In Part 1 of this article, we touched on a number of areas that create problems for small rigging businesses; problems that prevent small companies from continuing operation. Among these were technical inferiority, rigging market shrinkage, uncontrolled costs, runaway business expansion, mediocre accounting practices, and false presentation of capabilities. Continuing, here are some additional reasons that small rigging businesses often fail:
Do you possess insurance coverage for liabilities particular to your rigging business? You may have general liability and workers compensation insurance, however, the nature of your business has higher associated risks. Inadequate insurance coverage can spell an end to your company's existence in the event of an unfortunate incident.
Are you paying wages comparable to the prevailing market? When possible, do you competitively bid subcontracts in order to obtain the most economical price? Do you 'shop' rental equipment rates to minimize costs? Do you purchase materials from suppliers who offer you the biggest discounts? These areas determine the 'leanness' of your rigging business. In today's world, lean companies are the successful companies.
Rainy Day Back-Up
Recent events have shown that very few business types are insulated from cyclical downturns. Construction and rigging can be extremely vulnerable to institutional and governmental funding cut backs, because they are considered less important or discretionary during economic recessionary periods. Do you maintain a monetary reserve that will allow your business to weather these cyclic events? Such a reserve may allow your rigging business to recover more quickly than your competitor. Not having this financial cushion could result in bankruptcy because of a shrunken construction market.
It's All Relative
Many small businesses are created in partnership with friends or relatives. Unsuitable partners and unqualified relatives can be detriments to successful rigging business efforts. First and foremost, make sure your selected active business partner has the level of interest in the rigging industry that you hold. Additional partner attributes are high ethics, appropriate skills, experience, and financial stability. Working or partnering with relatives can be difficult in any circumstance. The same partner selection guidelines above apply to relatives who are partners. Should the situation arise, the hiring process for a relative ideally should be identical to that for any other employee; objective and based on potential merit and overall job contribution. Only employee disgruntlement will follow an act, or even perceived act, of nepotism. (Nepotism is patronage bestowed or favoritism shown on the basis of family relationship). While maybe not illegal, nepotism that leads to large scale workforce unhappiness can be telegraphed to existing and potential customers.
Although less common, small businesses have failed because the previously successful manager has over-delegated the managerial responsibilities to a less qualified individual. For instance, the upwardly mobile manager develops a greater interest in golf than day-to-day rigging business activities. Little attention is given to this failure reason here for the fact that you are reading this article. A form of remote control management also can occur when an unclear plan of managerial succession is in place following the retirement of a rigging business principal.

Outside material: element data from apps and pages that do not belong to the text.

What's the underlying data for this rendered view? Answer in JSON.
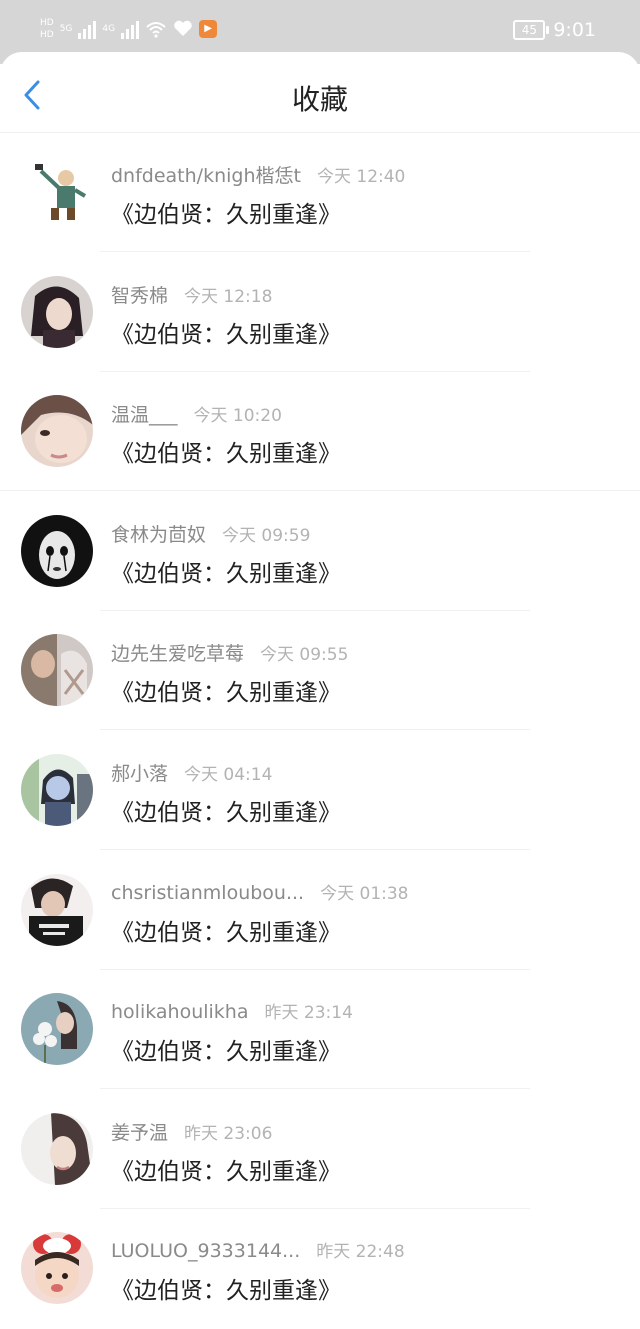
{
  "status_bar": {
    "network_tags": [
      "HD",
      "5G",
      "4G"
    ],
    "battery": "45",
    "time": "9:01"
  },
  "header": {
    "back_icon": "chevron-left-icon",
    "title": "收藏"
  },
  "colors": {
    "accent": "#3a8ee6",
    "statusbar": "#d6d6d6",
    "text_primary": "#222222",
    "text_secondary": "#8a8a8a",
    "text_tertiary": "#b3b3b3"
  },
  "items": [
    {
      "name": "dnfdeath/knigh楷恁t",
      "time": "今天 12:40",
      "work": "《边伯贤：久别重逢》"
    },
    {
      "name": "智秀棉",
      "time": "今天 12:18",
      "work": "《边伯贤：久别重逢》"
    },
    {
      "name": "温温___",
      "time": "今天 10:20",
      "work": "《边伯贤：久别重逢》"
    },
    {
      "name": "食林为茴奴",
      "time": "今天 09:59",
      "work": "《边伯贤：久别重逢》"
    },
    {
      "name": "边先生爱吃草莓",
      "time": "今天 09:55",
      "work": "《边伯贤：久别重逢》"
    },
    {
      "name": "郝小落",
      "time": "今天 04:14",
      "work": "《边伯贤：久别重逢》"
    },
    {
      "name": "chsristianmloubou...",
      "time": "今天 01:38",
      "work": "《边伯贤：久别重逢》"
    },
    {
      "name": "holikahoulikha",
      "time": "昨天 23:14",
      "work": "《边伯贤：久别重逢》"
    },
    {
      "name": "姜予温",
      "time": "昨天 23:06",
      "work": "《边伯贤：久别重逢》"
    },
    {
      "name": "LUOLUO_9333144...",
      "time": "昨天 22:48",
      "work": "《边伯贤：久别重逢》"
    }
  ]
}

Do you have an established succession plan?
Lack of Exposure
How do you market your rigging business? Do you prominently display signage at your business location? Is your rigging company listed in the Yellow Pages under an appropriate category?

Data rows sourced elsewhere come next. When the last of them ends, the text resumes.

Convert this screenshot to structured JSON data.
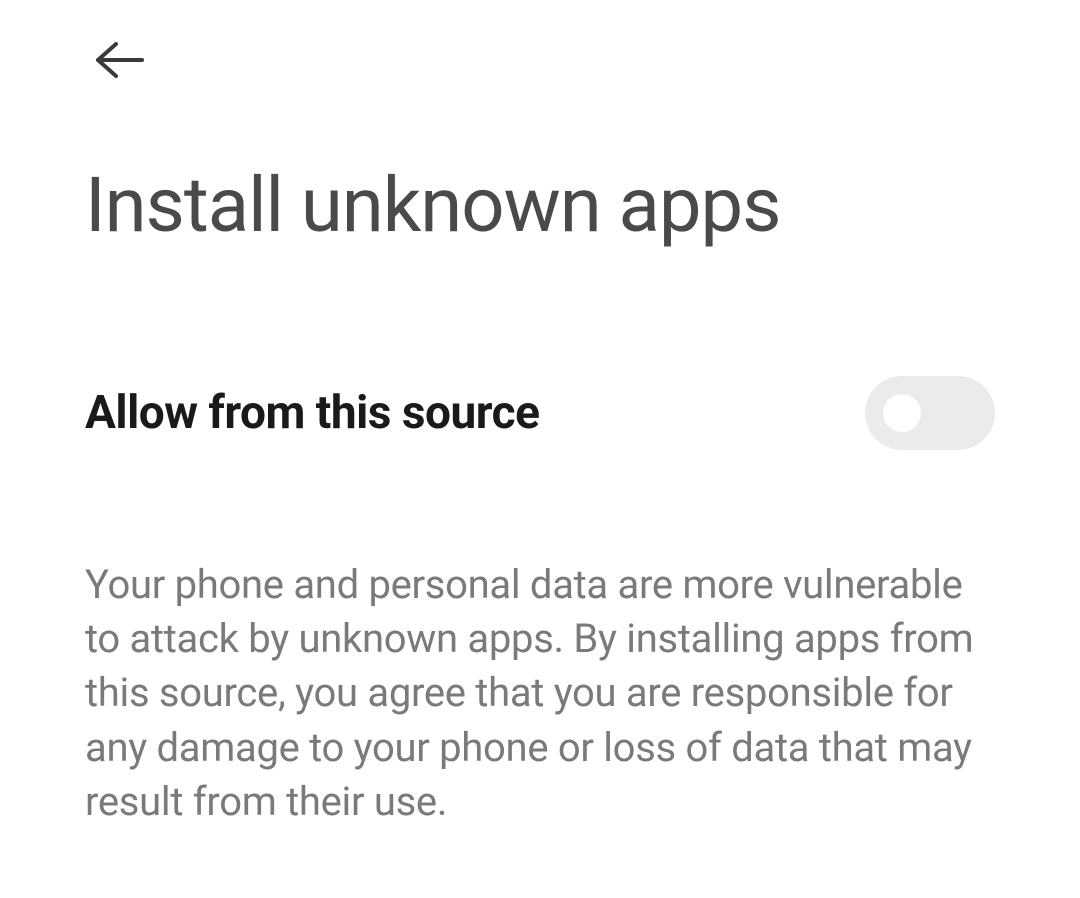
{
  "header": {
    "title": "Install unknown apps"
  },
  "setting": {
    "label": "Allow from this source",
    "enabled": false
  },
  "description": {
    "text": "Your phone and personal data are more vulnerable to attack by unknown apps. By installing apps from this source, you agree that you are responsible for any damage to your phone or loss of data that may result from their use."
  }
}
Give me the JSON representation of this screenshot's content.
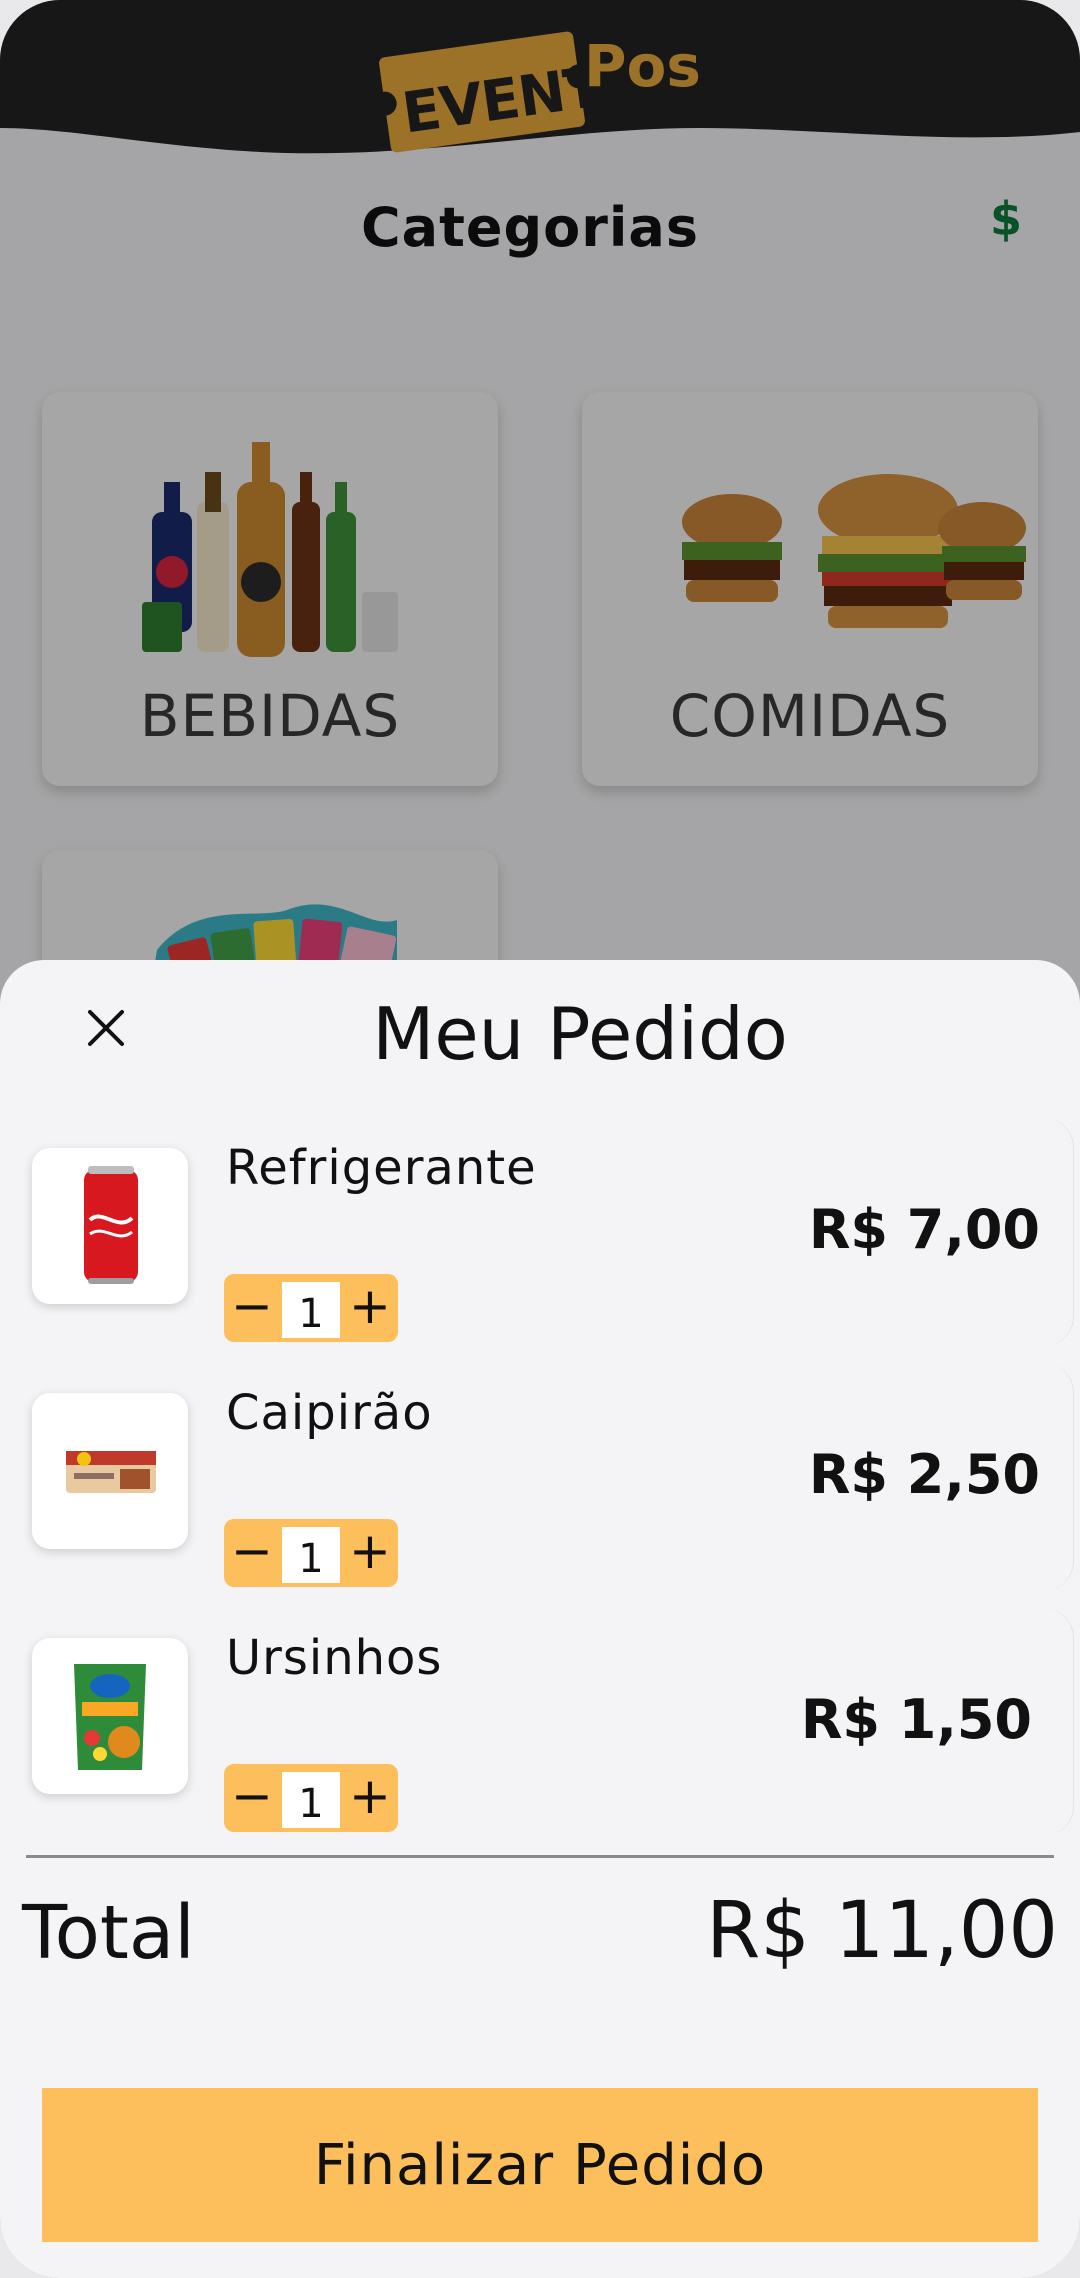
{
  "app": {
    "logo_event": "EVENT",
    "logo_pos": "Pos"
  },
  "page": {
    "title": "Categorias",
    "dollar_icon": "$"
  },
  "categories": [
    {
      "label": "BEBIDAS",
      "icon": "beverages-image"
    },
    {
      "label": "COMIDAS",
      "icon": "burgers-image"
    },
    {
      "label": "",
      "icon": "candy-image"
    }
  ],
  "sheet": {
    "title": "Meu Pedido",
    "close_icon": "×",
    "items": [
      {
        "name": "Refrigerante",
        "price": "R$ 7,00",
        "qty": "1",
        "minus": "−",
        "plus": "+",
        "icon": "soda-can-image"
      },
      {
        "name": "Caipirão",
        "price": "R$ 2,50",
        "qty": "1",
        "minus": "−",
        "plus": "+",
        "icon": "candy-bar-image"
      },
      {
        "name": "Ursinhos",
        "price": "R$ 1,50",
        "qty": "1",
        "minus": "−",
        "plus": "+",
        "icon": "gummy-bag-image"
      }
    ],
    "total_label": "Total",
    "total_value": "R$ 11,00",
    "finish_label": "Finalizar Pedido"
  },
  "colors": {
    "accent": "#fcbf5b",
    "header": "#222222",
    "logo": "#e5a93a",
    "money_icon": "#0b7a3a"
  }
}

Anymore, if you do not have a website you are at a definite business disadvantage. This will become increasingly true. Not having a website today is like not having a telephone in the 1970s. Outsource the creation of a professional looking website if you do not have the internal talents to do so.